  • Tesselation
  • Commercial Works
  • Exploring The Infinity
  • Escher Mania (Escher-inspired works, mainly in pop culture)

At the end of the tour, the tour guide asked us which work was our favorite. I paused for a while, thinking, and I replied, “I don’t know, there are so many… (mention a few titles)…”

She asked again, “but which one do you like the most?”

I paused again, only to reply after that, “I really don’t know.”

Hermes, Nobel Prize, Collider Exhibitions at ArtScience Museum

Last week I had a chance to catch a few exhibitions at the ArtScience Museum, Marina Bay Sands, Singapore. They are: Leather Forever by Hermes exhibition, Ideas Changing The World (about the Nobel Prize) and Collider (yep, the Large Haldron Collider built by CERN… if you read Dan Brown’s Angels and Demons before, this thing was a major element in the plot, and it is real…). Anddd… it is free admission for the first two! (check out the museum site for the ticketing and opening periods http://www.marinabaysands.com/museum.html)

I had looked forward to visiting all 3 of them so much, as someone interested in leather, art, science and in general stuff and affairs…

We all know and have heard about Hermes, the household brand of luxury leather bags (as someone who is not really following haute couture, I could even vaguely mention the names of the bags… like Birkin, Kelly…). I kinda had some expectations about the exhibition… lines of its famed bags… some history…

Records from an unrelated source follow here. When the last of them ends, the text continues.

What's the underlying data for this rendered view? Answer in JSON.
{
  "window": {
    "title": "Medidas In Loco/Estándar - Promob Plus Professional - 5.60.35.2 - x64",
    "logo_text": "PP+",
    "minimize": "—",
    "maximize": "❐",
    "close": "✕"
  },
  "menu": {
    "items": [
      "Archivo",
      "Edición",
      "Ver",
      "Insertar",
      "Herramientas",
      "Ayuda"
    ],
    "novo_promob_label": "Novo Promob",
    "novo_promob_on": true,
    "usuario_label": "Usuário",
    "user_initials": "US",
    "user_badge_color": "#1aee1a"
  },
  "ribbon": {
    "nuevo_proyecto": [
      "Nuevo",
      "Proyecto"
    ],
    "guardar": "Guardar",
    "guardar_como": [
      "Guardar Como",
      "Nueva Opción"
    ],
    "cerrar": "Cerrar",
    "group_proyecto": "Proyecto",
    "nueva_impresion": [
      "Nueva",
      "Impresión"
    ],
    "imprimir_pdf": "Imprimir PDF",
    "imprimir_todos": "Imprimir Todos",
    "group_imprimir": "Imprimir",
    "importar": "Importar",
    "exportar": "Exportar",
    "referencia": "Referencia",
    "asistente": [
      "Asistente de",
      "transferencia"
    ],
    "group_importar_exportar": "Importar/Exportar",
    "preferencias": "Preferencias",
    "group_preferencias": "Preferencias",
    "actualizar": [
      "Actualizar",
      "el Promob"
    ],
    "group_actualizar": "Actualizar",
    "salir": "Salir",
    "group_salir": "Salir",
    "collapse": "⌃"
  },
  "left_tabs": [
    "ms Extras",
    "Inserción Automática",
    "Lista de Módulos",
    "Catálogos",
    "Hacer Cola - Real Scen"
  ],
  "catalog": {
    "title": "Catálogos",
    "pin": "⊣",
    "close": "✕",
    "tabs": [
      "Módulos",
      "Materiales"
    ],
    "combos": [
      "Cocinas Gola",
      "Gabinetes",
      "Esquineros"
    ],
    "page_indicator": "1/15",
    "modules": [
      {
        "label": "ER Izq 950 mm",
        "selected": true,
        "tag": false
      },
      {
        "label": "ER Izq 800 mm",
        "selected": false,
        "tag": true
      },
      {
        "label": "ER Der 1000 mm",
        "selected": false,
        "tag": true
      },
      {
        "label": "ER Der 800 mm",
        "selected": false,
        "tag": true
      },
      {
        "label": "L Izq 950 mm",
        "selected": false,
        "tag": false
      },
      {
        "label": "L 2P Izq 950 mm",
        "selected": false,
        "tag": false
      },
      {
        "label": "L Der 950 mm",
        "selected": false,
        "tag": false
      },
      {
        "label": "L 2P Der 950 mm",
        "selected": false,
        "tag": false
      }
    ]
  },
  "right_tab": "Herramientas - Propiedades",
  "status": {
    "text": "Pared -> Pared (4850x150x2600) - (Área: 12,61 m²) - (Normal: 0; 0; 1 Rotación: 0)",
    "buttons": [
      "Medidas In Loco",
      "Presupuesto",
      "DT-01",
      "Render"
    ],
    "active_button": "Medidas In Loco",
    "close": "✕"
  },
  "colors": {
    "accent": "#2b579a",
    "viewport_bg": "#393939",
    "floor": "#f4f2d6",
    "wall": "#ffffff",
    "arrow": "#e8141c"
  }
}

True, it is like that – and so much more. The historytelling is packaged in the 12 rooms that take place in the fingers that lend the museum its famous lotus shape. As we move from one room to another, we transcend to another realm that emphasizes on a particular aspect/ feature/ philosophy of the company, thanks to the thoughtful space design, innovative exhibition design and apt (hint: fun) interactive parts 😆 all these help create an immersive world for the audience who want to get more of the taste of Hermes – the high-rank fashionistas and the fashion noobs alike. True enough, I saw an impeccably stylish female tourist taking pictures of every single bag on display (forgive me for the stereotyping, but this is the first time I saw someone who might rather spend time shopping at Marina Bay Sands being too engrossed with specimens in a museum). And I have enjoyed it myself as well.

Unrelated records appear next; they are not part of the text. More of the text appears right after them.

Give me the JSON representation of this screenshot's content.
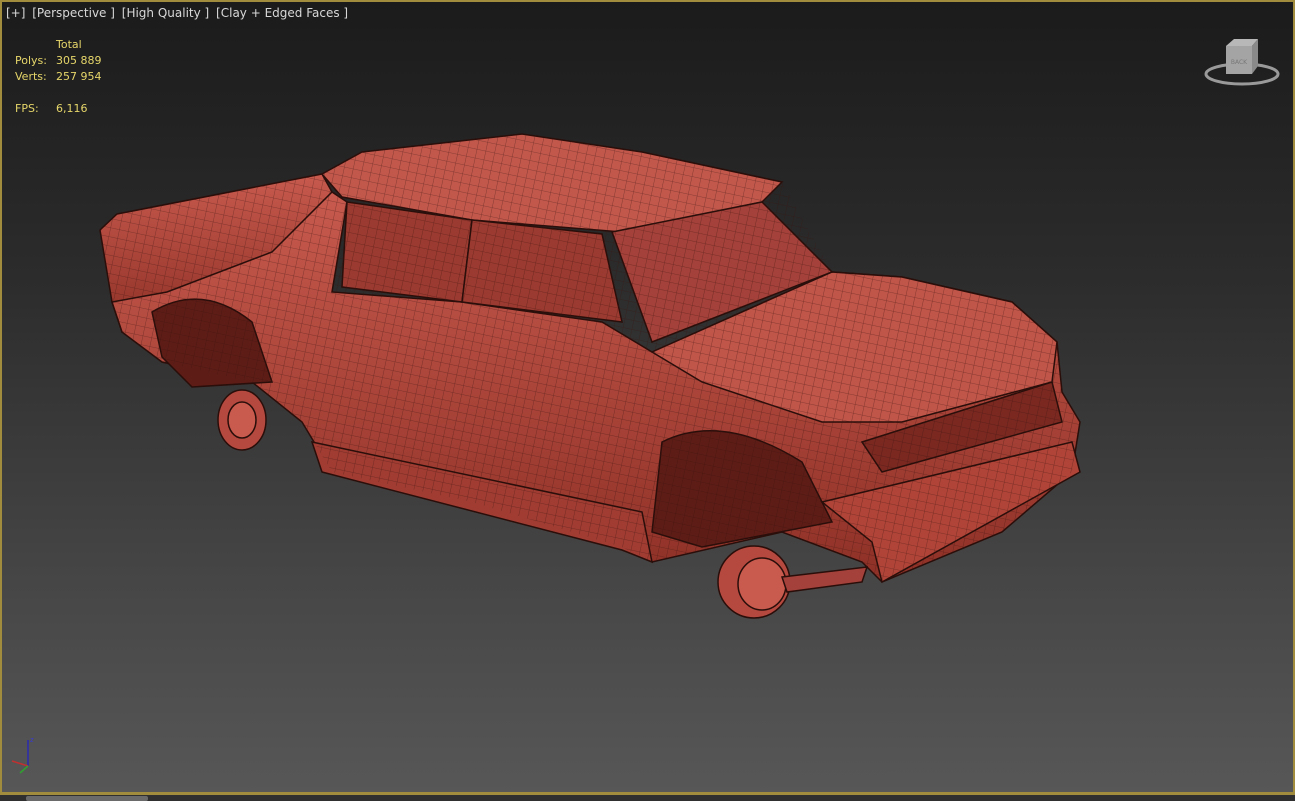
{
  "viewport": {
    "labels": [
      "[+]",
      "[Perspective ]",
      "[High Quality ]",
      "[Clay + Edged Faces ]"
    ],
    "stats": {
      "header": "Total",
      "polys_label": "Polys:",
      "polys": "305 889",
      "verts_label": "Verts:",
      "verts": "257 954",
      "fps_label": "FPS:",
      "fps": "6,116"
    },
    "viewcube_face": "BACK",
    "gizmo_axis_label": "z",
    "colors": {
      "border": "#a08c3c",
      "stats_text": "#e6d66a",
      "clay": "#b5493f",
      "edges": "#3a1410"
    }
  }
}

Here is a teaser photo from the exhibition. I should not spill the beans too much, as it takes away some of the delight derived from unexpectedly seeing something for the first time😆

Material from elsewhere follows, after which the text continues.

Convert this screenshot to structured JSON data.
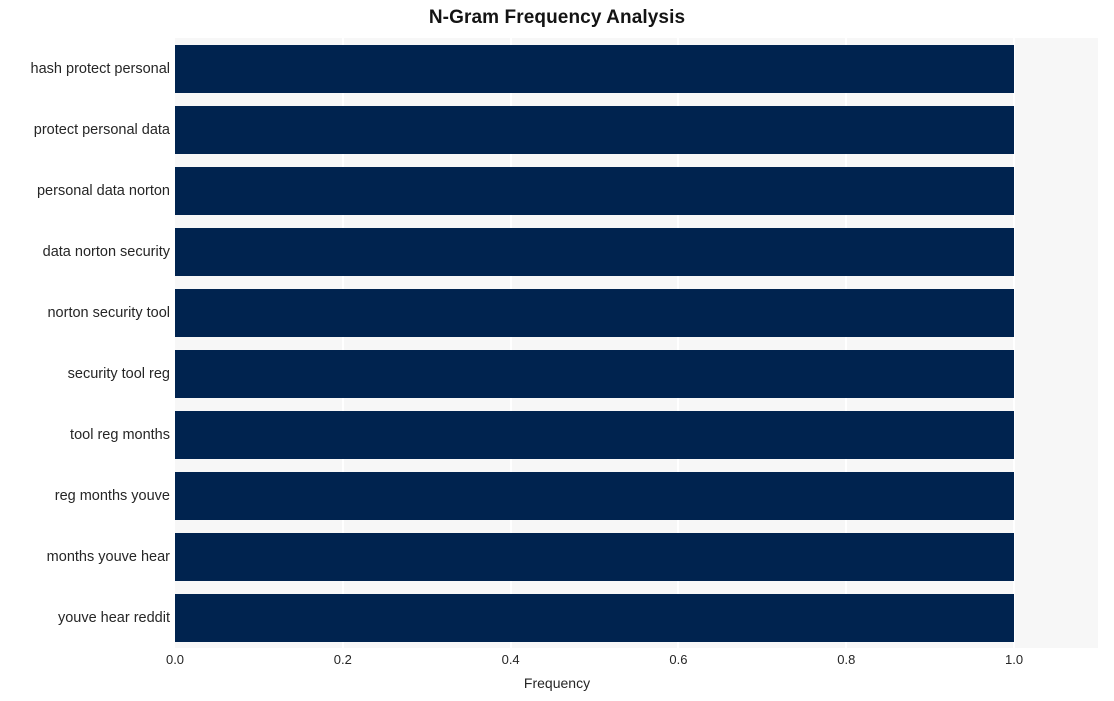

A glimpse to the quirkiness of the display

 

The Nobel Prize exhibition showcases the history of the prize and its recipients over the year – the notable ones that we read in the encyclopedias when we were young (Marie Curie, Guglielmo Marconi…), and the relatively less heard or more recent ones (Francis Crick, Sydney Brenner…). I came to admire the vision of Mr Nobel, who included literature and economics as two of the fields to be awarded along side physics, chemistry, medicine and peace-making. Scrolling through the interactive monitor, I also marvelled at how people dedicated their lifetime for a cause, something that has brought significant impact to the world.

nobelswill

The 4-page (real?) Alfred Nobel’s will on display. Standing in front of it, I was overwhelmed with a moment of immediate reverence.

 

Coincidentally, Collider seemed to be like the extension of the Nobel one, as it starts by showing the big figures of the modern physics like Niels Bohr and Schroedinger… (who also received a Nobel Prize each). To put the collider in my own inept words: it is a ring-shaped tunnel in which electrons are accelerated to a very high speed and by doing that, more sub-atomic particles are generated, and then examined. This project has led to the confirmation of the existence of Higgs bosons, or what commonly dubbed by the popular media as ‘the God Particles’ and are believed to be the particles which give mass to matter.

Unlike the first two exhibitions, Collider gives a more toned-down display, purposefully giving a sense of being in its lab in Geneva to the audience. The passageway is recreated like that of the corridor of the office. It’s humanizing one of the massive, pivotal projects in the human history.

collider

Interesting trivia facts found in the notice board of the ‘office’:)

 

It was indeed a good afternoon at the museum:)